=== EXERCISE INPUTS ===

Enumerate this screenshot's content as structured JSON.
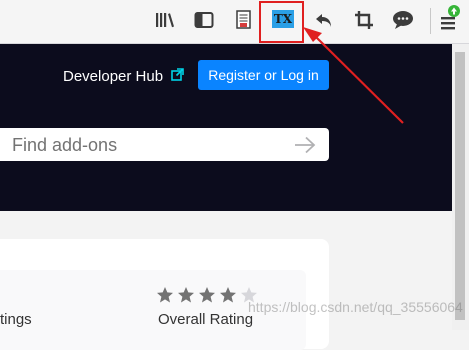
{
  "toolbar": {
    "buttons": [
      {
        "name": "library-icon"
      },
      {
        "name": "sidebar-icon"
      },
      {
        "name": "reader-pdf-icon"
      },
      {
        "name": "tx-extension-icon",
        "label": "TX"
      },
      {
        "name": "undo-icon"
      },
      {
        "name": "crop-icon"
      },
      {
        "name": "chat-icon"
      },
      {
        "name": "menu-icon"
      }
    ],
    "tx_label": "TX",
    "highlight_color": "#e02020",
    "update_badge_color": "#36b538"
  },
  "header": {
    "developer_hub": "Developer Hub",
    "register_label": "Register or Log in",
    "accent": "#0a84ff",
    "background": "#0c0c1d"
  },
  "search": {
    "placeholder": "Find add-ons"
  },
  "ratings": {
    "left_label": "tings",
    "overall_label": "Overall Rating",
    "stars": {
      "filled": 4,
      "total": 5
    }
  },
  "watermark": "https://blog.csdn.net/qq_35556064"
}
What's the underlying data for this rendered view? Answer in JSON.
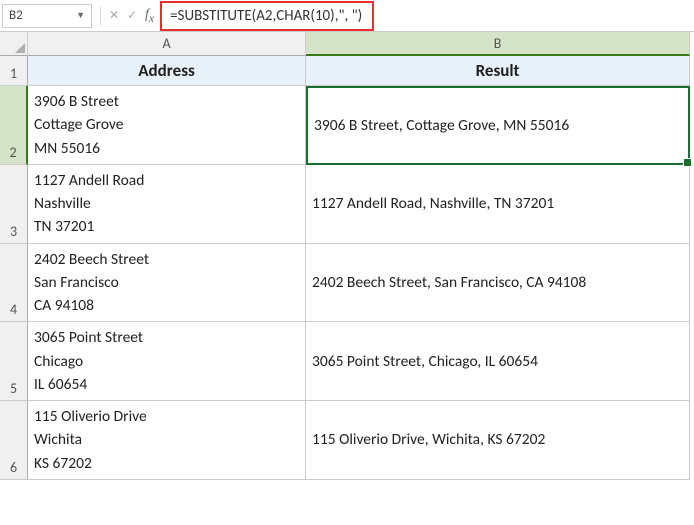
{
  "name_box": "B2",
  "formula": "=SUBSTITUTE(A2,CHAR(10),\", \")",
  "columns": [
    "A",
    "B"
  ],
  "headers": {
    "a": "Address",
    "b": "Result"
  },
  "rows": [
    {
      "num": "1"
    },
    {
      "num": "2",
      "address": "3906 B Street\nCottage Grove\nMN 55016",
      "result": "3906 B Street, Cottage Grove, MN 55016"
    },
    {
      "num": "3",
      "address": "1127 Andell Road\nNashville\nTN 37201",
      "result": "1127 Andell Road, Nashville, TN 37201"
    },
    {
      "num": "4",
      "address": "2402 Beech Street\nSan Francisco\nCA 94108",
      "result": "2402 Beech Street, San Francisco, CA 94108"
    },
    {
      "num": "5",
      "address": "3065 Point Street\nChicago\nIL 60654",
      "result": "3065 Point Street, Chicago, IL 60654"
    },
    {
      "num": "6",
      "address": "115 Oliverio Drive\nWichita\nKS 67202",
      "result": "115 Oliverio Drive, Wichita, KS 67202"
    }
  ],
  "selected_cell": "B2"
}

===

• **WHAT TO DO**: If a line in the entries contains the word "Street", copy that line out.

• **RESPONSE TO THIS EXERCISE**:
      "address": "3906 B Street\nCottage Grove\nMN 55016",
      "result": "3906 B Street, Cottage Grove, MN 55016"
      "address": "2402 Beech Street\nSan Francisco\nCA 94108",
      "result": "2402 Beech Street, San Francisco, CA 94108"
      "address": "3065 Point Street\nChicago\nIL 60654",
      "result": "3065 Point Street, Chicago, IL 60654"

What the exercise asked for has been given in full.